I am writing about my process.
These are experiments. I do not claim that I know what I am doing.
Sometimes my experiments work.
I am inspired by the idea that natural dyers throughout time have experimented.
Put a large grocery bag full of onion skins into a big canning pot.
Pour boiling water over them until they are covered.
Allow this to steep and cool down over night.
The next day, bring the onion skin solution to a simmer and keep it there for 90 minutes.
Allow this to steep and cool down over night.
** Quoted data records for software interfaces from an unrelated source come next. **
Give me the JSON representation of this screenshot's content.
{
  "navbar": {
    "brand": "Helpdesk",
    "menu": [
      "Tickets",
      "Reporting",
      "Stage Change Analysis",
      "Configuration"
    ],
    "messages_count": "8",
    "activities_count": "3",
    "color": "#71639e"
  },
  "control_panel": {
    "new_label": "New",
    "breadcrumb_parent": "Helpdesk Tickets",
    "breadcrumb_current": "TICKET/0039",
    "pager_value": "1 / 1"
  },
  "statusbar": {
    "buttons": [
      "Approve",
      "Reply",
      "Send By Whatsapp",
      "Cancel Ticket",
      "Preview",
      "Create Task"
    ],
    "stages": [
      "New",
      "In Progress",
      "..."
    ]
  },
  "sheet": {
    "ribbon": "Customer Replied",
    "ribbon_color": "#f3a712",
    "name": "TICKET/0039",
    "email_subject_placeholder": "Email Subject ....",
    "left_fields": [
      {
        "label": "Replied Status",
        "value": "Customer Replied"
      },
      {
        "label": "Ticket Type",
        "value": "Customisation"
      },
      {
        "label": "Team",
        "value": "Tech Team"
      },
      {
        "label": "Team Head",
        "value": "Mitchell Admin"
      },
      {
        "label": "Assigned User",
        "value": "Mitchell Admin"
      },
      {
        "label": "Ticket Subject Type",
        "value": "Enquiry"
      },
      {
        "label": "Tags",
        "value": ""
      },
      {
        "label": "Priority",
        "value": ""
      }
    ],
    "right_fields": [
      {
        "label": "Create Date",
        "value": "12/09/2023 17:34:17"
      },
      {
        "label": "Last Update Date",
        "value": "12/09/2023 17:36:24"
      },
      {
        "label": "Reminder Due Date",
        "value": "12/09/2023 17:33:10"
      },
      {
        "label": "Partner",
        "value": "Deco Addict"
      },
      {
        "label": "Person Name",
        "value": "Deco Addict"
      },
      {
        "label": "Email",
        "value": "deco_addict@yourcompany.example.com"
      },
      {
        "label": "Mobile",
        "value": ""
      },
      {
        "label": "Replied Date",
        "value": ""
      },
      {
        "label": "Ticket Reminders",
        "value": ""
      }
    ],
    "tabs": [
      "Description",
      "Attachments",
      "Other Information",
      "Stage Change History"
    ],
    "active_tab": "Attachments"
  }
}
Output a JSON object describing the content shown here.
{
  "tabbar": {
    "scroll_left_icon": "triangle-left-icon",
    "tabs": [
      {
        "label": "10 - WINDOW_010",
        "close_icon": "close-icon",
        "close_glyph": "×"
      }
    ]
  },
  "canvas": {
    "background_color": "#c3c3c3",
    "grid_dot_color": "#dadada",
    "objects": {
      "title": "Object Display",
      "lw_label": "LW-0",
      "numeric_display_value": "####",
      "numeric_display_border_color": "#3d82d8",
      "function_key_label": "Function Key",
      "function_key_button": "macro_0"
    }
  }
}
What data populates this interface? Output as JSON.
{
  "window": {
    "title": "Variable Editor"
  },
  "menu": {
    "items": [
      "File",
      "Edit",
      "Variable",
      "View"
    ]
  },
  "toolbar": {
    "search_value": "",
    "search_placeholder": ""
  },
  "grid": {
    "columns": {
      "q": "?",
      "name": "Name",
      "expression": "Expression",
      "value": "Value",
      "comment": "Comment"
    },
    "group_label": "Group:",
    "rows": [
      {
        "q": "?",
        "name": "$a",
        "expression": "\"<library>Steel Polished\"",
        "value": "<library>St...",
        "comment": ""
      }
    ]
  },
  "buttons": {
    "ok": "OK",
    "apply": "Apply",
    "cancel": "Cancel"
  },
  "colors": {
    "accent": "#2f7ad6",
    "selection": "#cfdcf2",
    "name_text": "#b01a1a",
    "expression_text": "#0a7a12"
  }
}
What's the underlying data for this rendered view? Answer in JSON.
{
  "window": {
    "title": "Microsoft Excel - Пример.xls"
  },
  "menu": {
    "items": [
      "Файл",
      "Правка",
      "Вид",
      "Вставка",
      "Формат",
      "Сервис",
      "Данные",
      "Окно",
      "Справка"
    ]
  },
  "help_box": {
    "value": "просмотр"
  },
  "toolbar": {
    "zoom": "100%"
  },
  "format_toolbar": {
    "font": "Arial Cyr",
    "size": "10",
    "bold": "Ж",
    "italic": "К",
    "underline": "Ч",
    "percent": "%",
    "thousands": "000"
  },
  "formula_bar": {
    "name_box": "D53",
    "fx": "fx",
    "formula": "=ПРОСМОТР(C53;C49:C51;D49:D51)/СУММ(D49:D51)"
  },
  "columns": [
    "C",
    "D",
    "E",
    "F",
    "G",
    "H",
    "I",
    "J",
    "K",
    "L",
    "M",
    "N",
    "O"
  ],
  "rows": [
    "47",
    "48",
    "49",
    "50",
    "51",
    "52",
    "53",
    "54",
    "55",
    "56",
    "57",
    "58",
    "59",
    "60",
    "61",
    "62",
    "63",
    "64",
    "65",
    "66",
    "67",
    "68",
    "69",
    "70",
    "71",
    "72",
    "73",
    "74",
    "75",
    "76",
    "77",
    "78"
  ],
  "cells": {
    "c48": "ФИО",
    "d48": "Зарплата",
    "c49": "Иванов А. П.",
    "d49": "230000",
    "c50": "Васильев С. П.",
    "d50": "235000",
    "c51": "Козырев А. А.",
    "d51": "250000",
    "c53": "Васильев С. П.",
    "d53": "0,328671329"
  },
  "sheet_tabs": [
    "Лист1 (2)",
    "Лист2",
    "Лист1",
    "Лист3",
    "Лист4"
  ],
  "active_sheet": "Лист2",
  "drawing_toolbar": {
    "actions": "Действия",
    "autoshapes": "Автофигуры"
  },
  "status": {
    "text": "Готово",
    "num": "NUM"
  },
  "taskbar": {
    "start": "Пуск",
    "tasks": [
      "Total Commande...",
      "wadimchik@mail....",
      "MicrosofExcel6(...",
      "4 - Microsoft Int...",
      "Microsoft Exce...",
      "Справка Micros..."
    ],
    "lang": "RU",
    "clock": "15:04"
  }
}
Repeat if possible.
Remove the skins from the liquid.
In second pot of dye, add a jar full of iron solution.
The iron solution is Jenny Dean's recipe.
Into a wide glass jar with a lid place scrap iron (old nails, a small trivet, scrap metal)
Cover with solution made from two parts water and one part clear vinegar
Leave for at least two weeks. (I left mine for more than one year)
Protein Fibres work best with natural dyes (from animals (wool and silk)
Add wool and silk cloth as well as silk rayon velvet (see top photo)
No pre-soak or pre-mordant needed for these, the cloth was added dry
Gently bring cloth and dye up to a simmer for 90 minutes
Allow to do the steep and cool over night thing, two times preferably
Our house smelled like onion soup for a week and a half.
Just wring them and allow them to dry naturally
Fold gently and allow to rest for a few days
The colours of the protein fibres (wool and silk) are really rich
A nearly red rusty colour on the wool and velvet from the onion skins (above photo)
A deep olive greenish grey from the pot with the iron (see below)
To make linen and cotton ready to accept the natural dyes, I did a pre-soak over night in two litres of 2 percent milk from the grocery store. It was an experiment.
Wring out the milk and place the wet cloth into the dye baths
Bring to a simmer for 90 minutes. Steep over night.
Hung on the line without rinsing but after wringing/ (above photo cotton and linen with iron-onion
The dye bath itself was quite milky.
Although the colours were much paler, they were still really beautiful. (see below)
I am truly pleased with this experiment.
It took place while we carried on with our so called normal life.
Two loads in order to separate the iron fabrics from the pure onion
Dry in the dryer for added softness for the velvet.
The stains and natural markings on the cotton and linen remain.
This is how I study and how I learn.
This is what I know already.
I come to my practice with with curiosity and passion.
I am not trying to change anything.
I just want to learn more about the same things.